AVAILABLE RECORDS =>
━━━━━━━━━━

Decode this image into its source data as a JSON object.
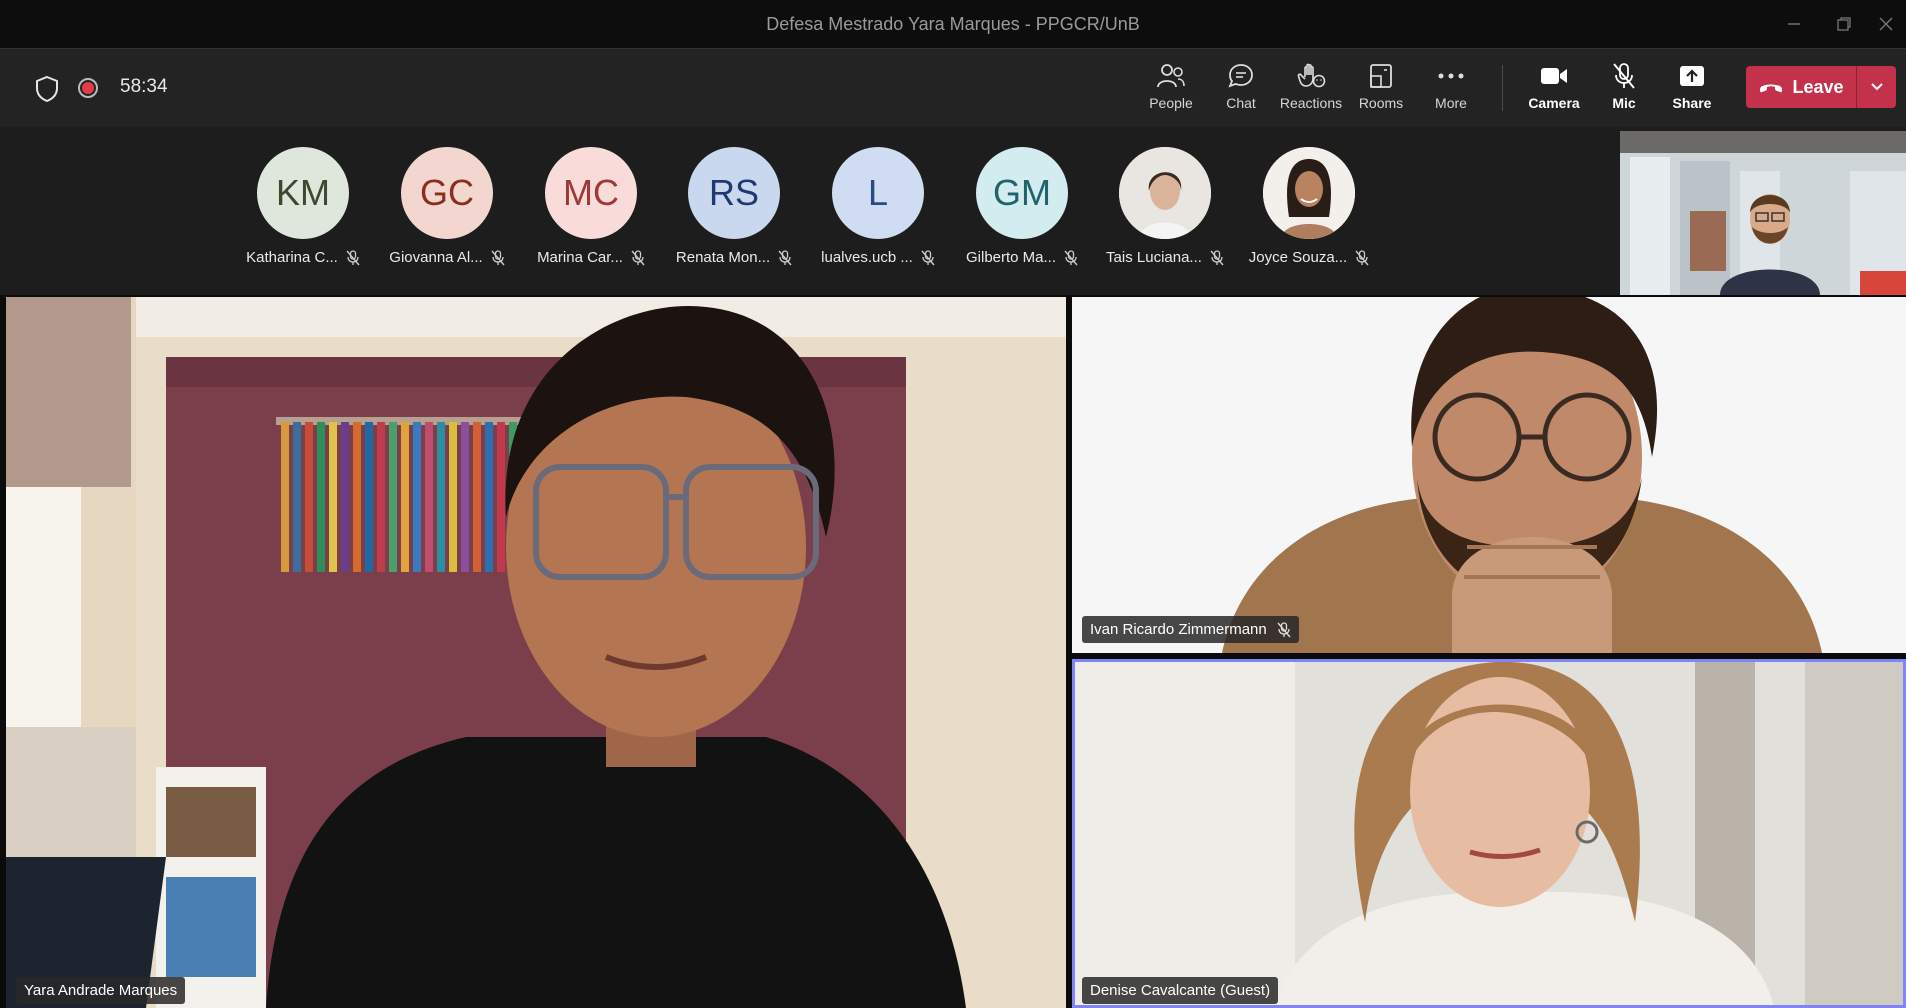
{
  "window": {
    "title": "Defesa Mestrado Yara Marques - PPGCR/UnB"
  },
  "toolbar": {
    "timer": "58:34",
    "buttons": [
      {
        "label": "People",
        "icon": "people-icon"
      },
      {
        "label": "Chat",
        "icon": "chat-icon"
      },
      {
        "label": "Reactions",
        "icon": "reactions-icon"
      },
      {
        "label": "Rooms",
        "icon": "rooms-icon"
      },
      {
        "label": "More",
        "icon": "more-icon"
      },
      {
        "label": "Camera",
        "icon": "camera-icon"
      },
      {
        "label": "Mic",
        "icon": "mic-off-icon"
      },
      {
        "label": "Share",
        "icon": "share-icon"
      }
    ],
    "leave_label": "Leave",
    "leave_color": "#c4314b"
  },
  "participants": [
    {
      "initials": "KM",
      "name": "Katharina C...",
      "bg": "#dfe6dc",
      "fg": "#3b4a2e"
    },
    {
      "initials": "GC",
      "name": "Giovanna Al...",
      "bg": "#f3d6cf",
      "fg": "#8a2e1d"
    },
    {
      "initials": "MC",
      "name": "Marina Car...",
      "bg": "#f9dcd9",
      "fg": "#9c3a36"
    },
    {
      "initials": "RS",
      "name": "Renata Mon...",
      "bg": "#c9d7ef",
      "fg": "#1f3a73"
    },
    {
      "initials": "L",
      "name": "lualves.ucb ...",
      "bg": "#cfdcf2",
      "fg": "#284a86"
    },
    {
      "initials": "GM",
      "name": "Gilberto Ma...",
      "bg": "#d3ecef",
      "fg": "#21636b"
    },
    {
      "initials": "",
      "name": "Tais Luciana...",
      "bg": "#d9d2c8",
      "fg": "#333"
    },
    {
      "initials": "",
      "name": "Joyce Souza...",
      "bg": "#f0ece8",
      "fg": "#333"
    }
  ],
  "tiles": {
    "main": {
      "name": "Yara Andrade Marques"
    },
    "right_top": {
      "name": "Ivan Ricardo Zimmermann"
    },
    "right_bottom": {
      "name": "Denise Cavalcante (Guest)"
    }
  }
}
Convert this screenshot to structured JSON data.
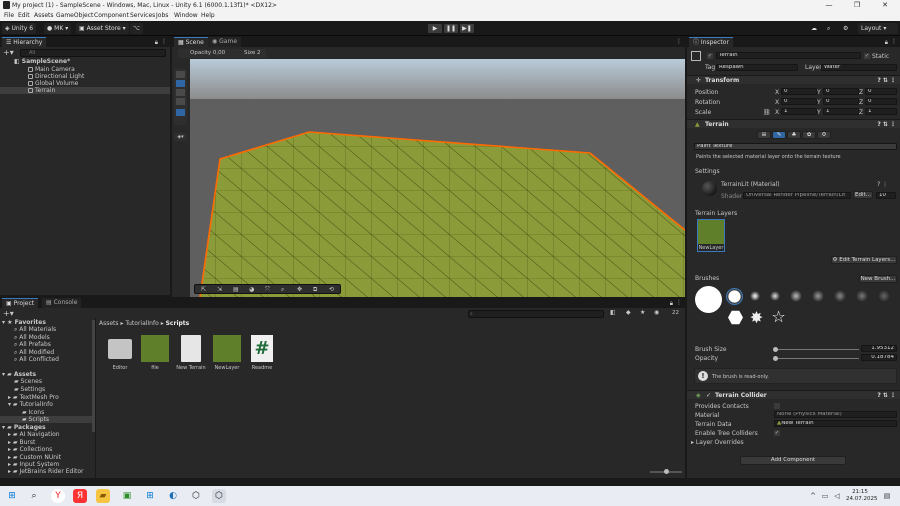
{
  "window": {
    "title": "My project (1) - SampleScene - Windows, Mac, Linux - Unity 6.1 (6000.1.13f1)* <DX12>"
  },
  "menu": [
    "File",
    "Edit",
    "Assets",
    "GameObject",
    "Component",
    "Services",
    "Jobs",
    "Window",
    "Help"
  ],
  "toolbar": {
    "unity_label": "Unity 6",
    "account": "MK",
    "asset_store": "Asset Store",
    "layout": "Layout"
  },
  "hierarchy": {
    "tab": "Hierarchy",
    "search_placeholder": "All",
    "scene": "SampleScene*",
    "items": [
      "Main Camera",
      "Directional Light",
      "Global Volume",
      "Terrain"
    ]
  },
  "scene_view": {
    "tab_scene": "Scene",
    "tab_game": "Game",
    "opacity": "Opacity 0,00",
    "size": "Size 2"
  },
  "project": {
    "tab_project": "Project",
    "tab_console": "Console",
    "count": "22",
    "favorites_title": "Favorites",
    "favorites": [
      "All Materials",
      "All Models",
      "All Prefabs",
      "All Modified",
      "All Conflicted"
    ],
    "assets_title": "Assets",
    "assets": [
      "Scenes",
      "Settings",
      "TextMesh Pro",
      "TutorialInfo",
      "Icons",
      "Scripts"
    ],
    "packages_title": "Packages",
    "packages": [
      "AI Navigation",
      "Burst",
      "Collections",
      "Custom NUnit",
      "Input System",
      "JetBrains Rider Editor"
    ],
    "breadcrumb": [
      "Assets",
      "TutorialInfo",
      "Scripts"
    ],
    "files": [
      {
        "name": "Editor",
        "kind": "folder"
      },
      {
        "name": "file",
        "kind": "grass"
      },
      {
        "name": "New Terrain",
        "kind": "doc"
      },
      {
        "name": "NewLayer",
        "kind": "grass"
      },
      {
        "name": "Readme",
        "kind": "script"
      }
    ]
  },
  "inspector": {
    "tab": "Inspector",
    "object_name": "Terrain",
    "static_label": "Static",
    "tag_label": "Tag",
    "tag_value": "Respawn",
    "layer_label": "Layer",
    "layer_value": "Water",
    "transform": {
      "title": "Transform",
      "position_label": "Position",
      "rotation_label": "Rotation",
      "scale_label": "Scale",
      "position": [
        "0",
        "0",
        "0"
      ],
      "rotation": [
        "0",
        "0",
        "0"
      ],
      "scale": [
        "1",
        "1",
        "1"
      ],
      "axes": [
        "X",
        "Y",
        "Z"
      ]
    },
    "terrain": {
      "title": "Terrain",
      "tool": "Paint Texture",
      "tool_hint": "Paints the selected material layer onto the terrain texture",
      "settings_label": "Settings",
      "material_name": "TerrainLit (Material)",
      "shader_label": "Shader",
      "shader_value": "Universal Render Pipeline/Terrain/Lit",
      "edit_button": "Edit...",
      "render_queue": "10",
      "layers_label": "Terrain Layers",
      "layer_name": "NewLayer",
      "edit_layers_button": "Edit Terrain Layers...",
      "brushes_label": "Brushes",
      "new_brush_button": "New Brush...",
      "brush_size_label": "Brush Size",
      "brush_size_value": "1.95312",
      "opacity_label": "Opacity",
      "opacity_value": "0.18784",
      "info": "The brush is read-only."
    },
    "collider": {
      "title": "Terrain Collider",
      "provides_contacts": "Provides Contacts",
      "material_label": "Material",
      "material_value": "None (Physics Material)",
      "terrain_data_label": "Terrain Data",
      "terrain_data_value": "New Terrain",
      "enable_tree_label": "Enable Tree Colliders",
      "layer_overrides": "Layer Overrides"
    },
    "add_component": "Add Component"
  },
  "taskbar": {
    "time": "21:15",
    "date": "24.07.2025"
  },
  "colors": {
    "accent": "#3a79bb",
    "selection": "#2c5d87",
    "terrain": "#8c9b3a",
    "outline": "#ff6a00"
  }
}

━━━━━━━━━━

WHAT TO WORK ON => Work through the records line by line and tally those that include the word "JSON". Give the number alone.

OUTPUT FOR THIS TASK => 2